Plans to move the Lawrence Community Theatre to a new site near Sixth and Wakarusa soon will take center stage.
Mary Doveton, executive director of the theater, confirmed the organization will kick off a public fundraising drive after the theater recently received a major gift.
“We’re thrilled, absolutely thrilled,” Doveton said. “It has been a long time coming, but I think people will be very excited to see the plans and the progress we’ve made.”
The theater will unveil its plans and announce its formal fundraising goals at a 5 p.m. event on Sept. 8 at the theater, 1501 N.H.
The developers of the Bauer Farm project — which is along Sixth Street between Wakarusa Drive and Folks Road — long have offered to donate a piece of ground for the theater to be part of the development. Mike Treanor, a lead developer for the Bauer Farm project, said the site is near the center of the property and would give the theater a high-profile location in front of Lawrence’s Free State High. The theater would be a bit west of a proposed site for a Lowe’s store that developers have proposed.
“We’re still committed to having a mix of uses out there that people want to go to,” Treanor said. “We’ve always thought it would be a great fit for everything that we want to do out there.”
Doveton said the location will work well for the theater’s patrons too.
“We just think it is a really exciting opportunity. About 65 percent of our season ticket holders live in the 047 or 049 zip codes,” Doveton said, referring to the zip codes that cover much of the western portion of Lawrence. “This site certainly will be more convenient to get to.”
It also will allow for a significantly larger theater. The current theater, located in a former church building, seats 159 people.
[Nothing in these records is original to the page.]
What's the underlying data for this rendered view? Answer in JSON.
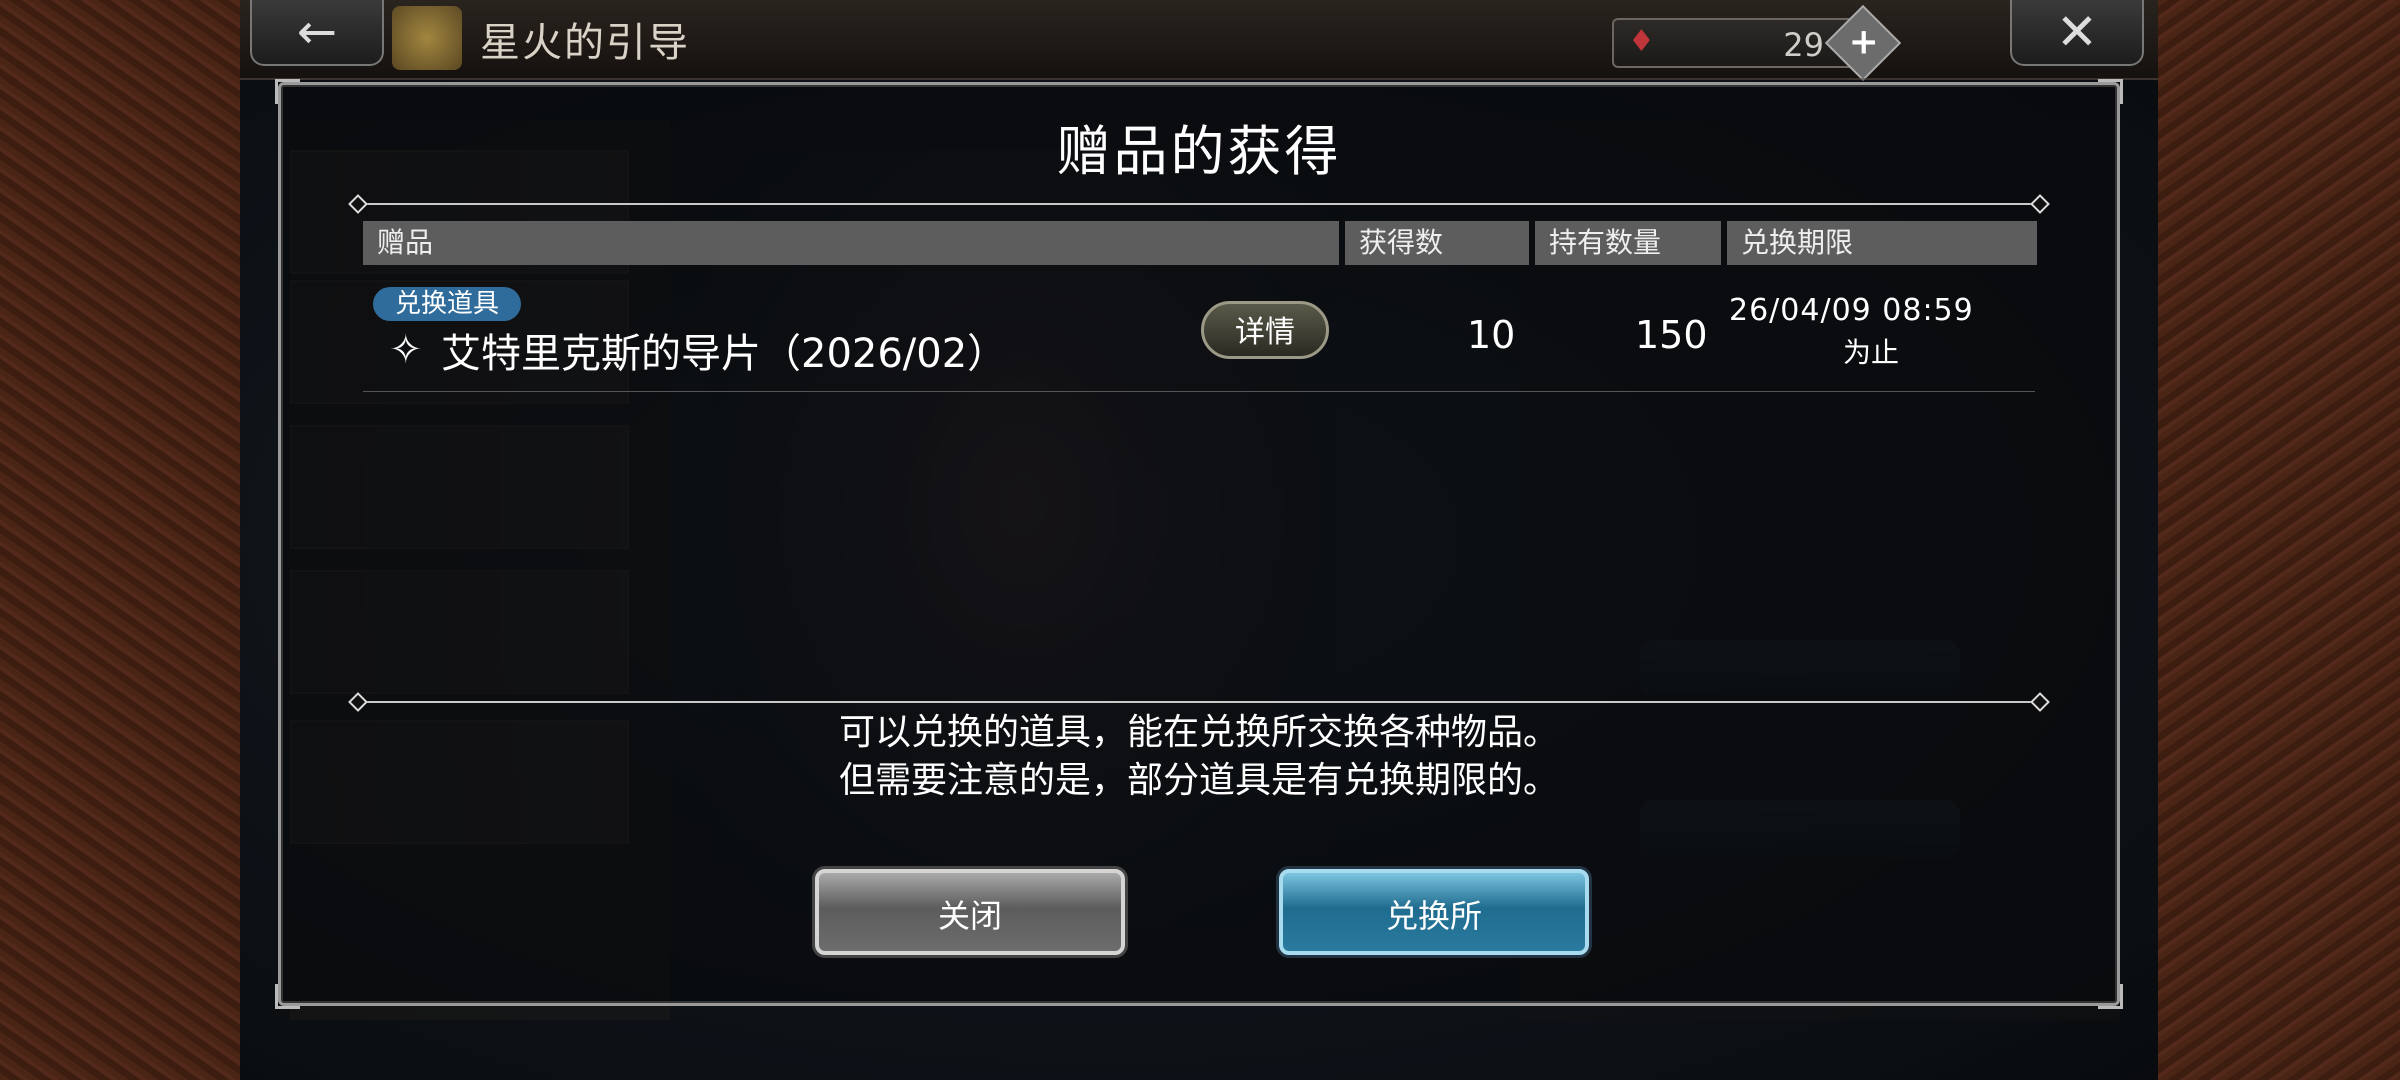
{
  "header": {
    "title": "星火的引导",
    "back_icon": "arrow-left-icon",
    "close_icon": "close-icon",
    "currency": {
      "icon": "gem-icon",
      "count": "29",
      "add_icon": "plus-icon"
    }
  },
  "dialog": {
    "title": "赠品的获得",
    "columns": [
      "赠品",
      "获得数",
      "持有数量",
      "兑换期限"
    ],
    "item": {
      "badge": "兑换道具",
      "name": "艾特里克斯的导片（2026/02）",
      "detail_label": "详情",
      "obtained": "10",
      "held": "150",
      "expire_date": "26/04/09 08:59",
      "expire_until": "为止"
    },
    "message_line1": "可以兑换的道具，能在兑换所交换各种物品。",
    "message_line2": "但需要注意的是，部分道具是有兑换期限的。",
    "close_label": "关闭",
    "exchange_label": "兑换所"
  },
  "colors": {
    "badge": "#2f6c9b",
    "exchange_button": "#2a7ba0",
    "close_button": "#6d6d6d",
    "dialog_border": "#9a9a9a"
  }
}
Doveton declined to go into details about how large a new theater might be, but said space considerations would be a major part of any move.
Doveton said the theater also was excited about moving to a more commercial area where theater patrons can see a production and have dinner and drinks all in the same area. Currently, the theater is in a largely residential area.
“And I think we’ll draw more crowds from outside the city,” Doveton said. “I already have people from Topeka telling me that.”
The theater has been in its current location since 1984, and stages six to eight major productions a year, in addition to children’s programs.
Doveton said if the fundraising campaign goes well, she hopes to break ground on a new theater in late 2011.